3

I'm looking into aether library and noticed this

 type Lens<'a,'b> =
    ('a -> 'b) * ('b -> 'a -> 'a)

 static member (^=) (Set, (_, s): Lens<'a,'b>) =
            fun (b: 'b) ->
                s b : 'a -> 'a

In the ^= function, b parameter if of type 'b in the lambda. However, in the lamda body, why is b type of 'a now?

  • why do you think so? – Foggy Finder Jul 14 '17 at 19:21
  • @FoggyFinder i'm not sure. that's why i'm asking. – user3587180 Jul 14 '17 at 19:22
  • I mean why do you think that b has type 'a? btw, can we continue in the F# chat? – Foggy Finder Jul 14 '17 at 19:23
4

However, in the lamda body, why is b type of 'a now?

It is not.

b is an input which is typed 'b, as shown in fun (b: 'b) ->.

We can rewrite that member without the matches, and using a locally defined function, like so:

static member (^=) (Set, lens: Lens<'a,'b>) =
    // Pattern match to extract out the 2nd portion of the lens, which is a function: 'b -> 'a -> 'a
    let (_,s) = lens

    // Define a function that takes a 'b and returns a new function of type: 'a -> 'a
    let fn (b: 'b) : 'a -> 'a =
        s b // this just partially applies s with the input "b"
    fn // Return the function

Basically, the (Set, (_,s)) in the argument list binds "s" to the 2nd portion of a Lens<'a,'b>, or a function typed ('b -> 'a -> 'a). Above, I've broken that out to be more explicit, and done this extraction in its own binding.
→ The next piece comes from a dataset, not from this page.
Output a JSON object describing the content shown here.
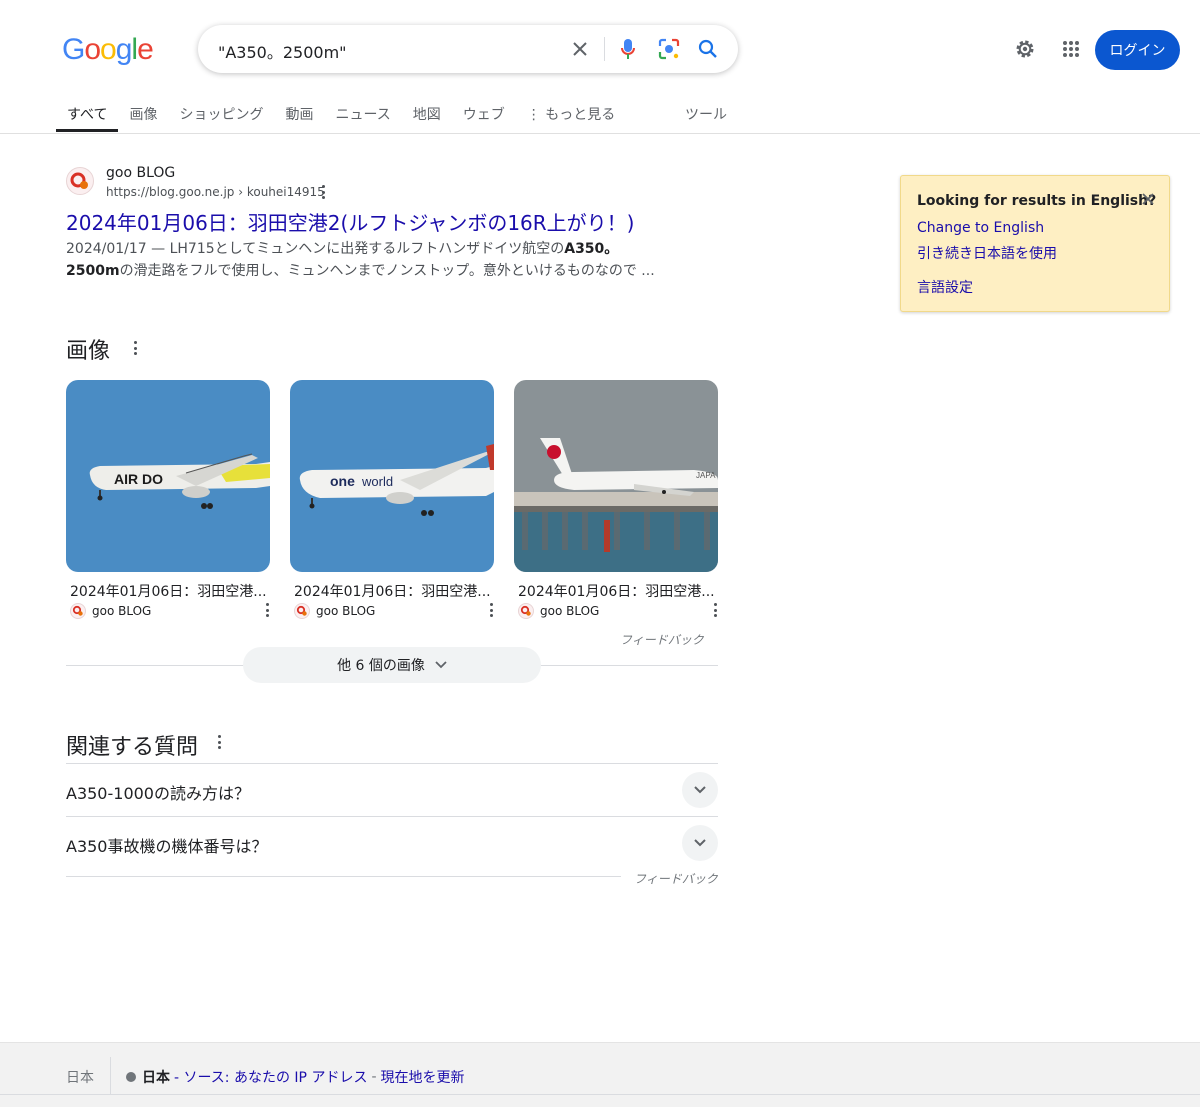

The member then returns a locally defined function (as a lambda). Above, I rewrote that using a let bound function, as it's often more clear.
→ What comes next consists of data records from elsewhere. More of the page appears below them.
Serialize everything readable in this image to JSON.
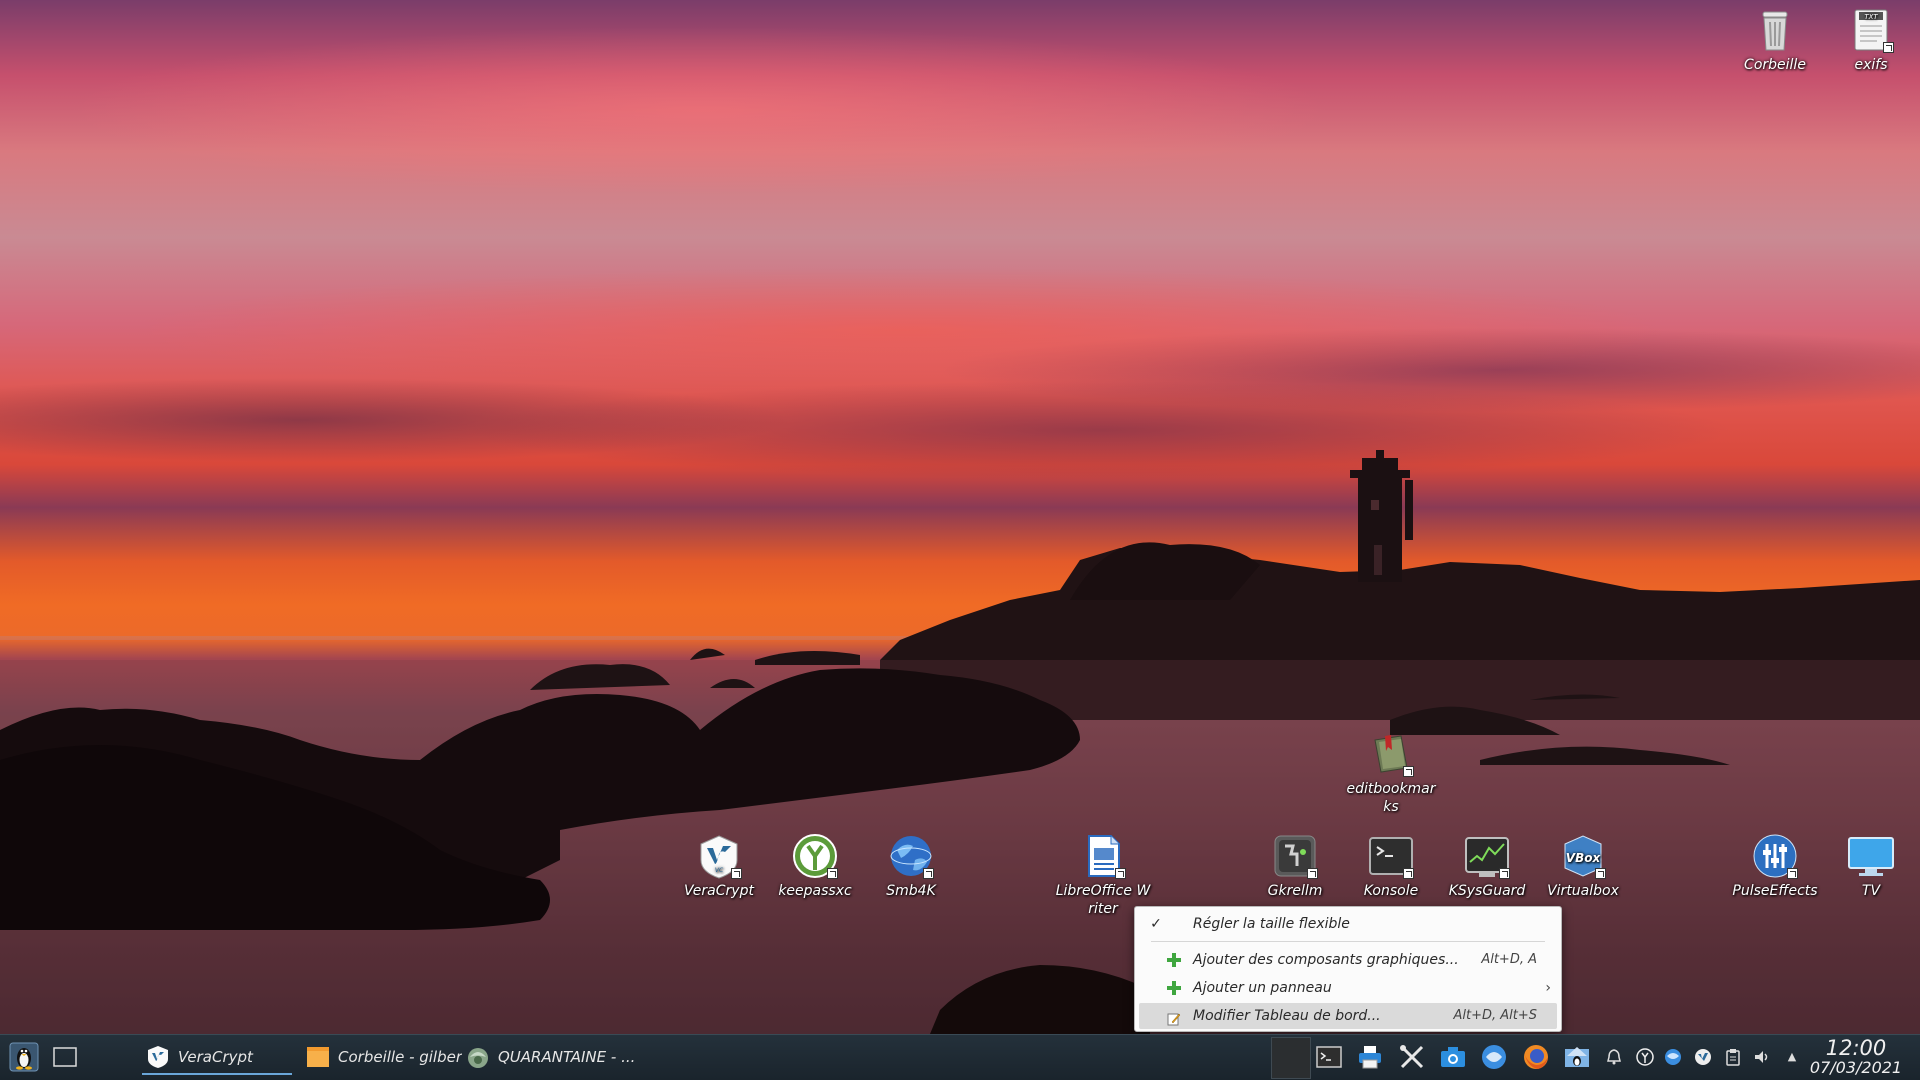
{
  "desktop": {
    "top_icons": [
      {
        "label": "Corbeille",
        "icon": "trash-icon"
      },
      {
        "label": "exifs",
        "icon": "text-file-icon",
        "badge": "TXT"
      }
    ],
    "bottom_icons": [
      {
        "label": "VeraCrypt",
        "icon": "veracrypt-icon"
      },
      {
        "label": "keepassxc",
        "icon": "keepassxc-icon"
      },
      {
        "label": "Smb4K",
        "icon": "network-globe-icon"
      },
      {
        "label": "LibreOffice Writer",
        "icon": "writer-document-icon"
      },
      {
        "label": "Gkrellm",
        "icon": "gkrellm-icon"
      },
      {
        "label": "Konsole",
        "icon": "terminal-icon"
      },
      {
        "label": "KSysGuard",
        "icon": "system-monitor-icon"
      },
      {
        "label": "Virtualbox",
        "icon": "virtualbox-icon",
        "badge": "VBox"
      },
      {
        "label": "PulseEffects",
        "icon": "pulseeffects-icon"
      },
      {
        "label": "TV",
        "icon": "monitor-icon"
      }
    ],
    "extra_icons": [
      {
        "label": "editbookmarks",
        "icon": "bookmarks-book-icon"
      }
    ]
  },
  "context_menu": {
    "items": [
      {
        "label": "Régler la taille flexible",
        "checked": true,
        "shortcut": ""
      },
      {
        "label": "Ajouter des composants graphiques...",
        "shortcut": "Alt+D, A"
      },
      {
        "label": "Ajouter un panneau",
        "shortcut": "",
        "submenu": true,
        "arrow": "›"
      },
      {
        "label": "Modifier Tableau de bord...",
        "shortcut": "Alt+D, Alt+S",
        "highlighted": true
      }
    ],
    "check_glyph": "✓"
  },
  "taskbar": {
    "tasks": [
      {
        "label": "VeraCrypt",
        "icon": "veracrypt-icon",
        "active": true
      },
      {
        "label": "Corbeille - gilbert",
        "icon": "folder-icon"
      },
      {
        "label": "QUARANTAINE - ...",
        "icon": "clamtk-icon"
      }
    ],
    "tray": [
      "pager",
      "konsole",
      "printer",
      "tools",
      "camera",
      "network",
      "firefox",
      "home-folder",
      "notifications",
      "keepassxc",
      "network-globe",
      "veracrypt",
      "clipboard",
      "volume",
      "expand"
    ],
    "expand_glyph": "▲",
    "clock": {
      "time": "12:00",
      "date": "07/03/2021"
    }
  }
}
  • That makes sense now. Forgot about currying/partial application. Do you know why they would be using a partial app in this case? – user3587180 Jul 15 '17 at 3:28
  • Also what is the need for the Set parameter? – user3587180 Jul 15 '17 at 3:45
4

I think you're just misreading the syntax. The code s b : 'a -> 'a doesn't mean that b is of type 'a.

The right way to read it is to break it in two parts: the part before the colon is the expression, and the part after the colon is the type of that expression.

So the code s b : 'a -> 'a actually means that s b is of type 'a -> 'a. It doesn't say anything about types of s or b individually.

  • Thanks for the answer. So s b returns a lamda that returns a type a? – user3587180 Jul 15 '17 at 3:30
  • Yes. .......... – Fyodor Soikin Jul 15 '17 at 3:31
  • Thanks! Loookjng back it now I'm not sure how I missed such a basic thing lol – user3587180 Jul 15 '17 at 3:41

Your Answer

By clicking "Post Your Answer", you agree to our terms of service, privacy policy and cookie policy

Not the answer you're looking for? Browse other questions tagged or ask your own question.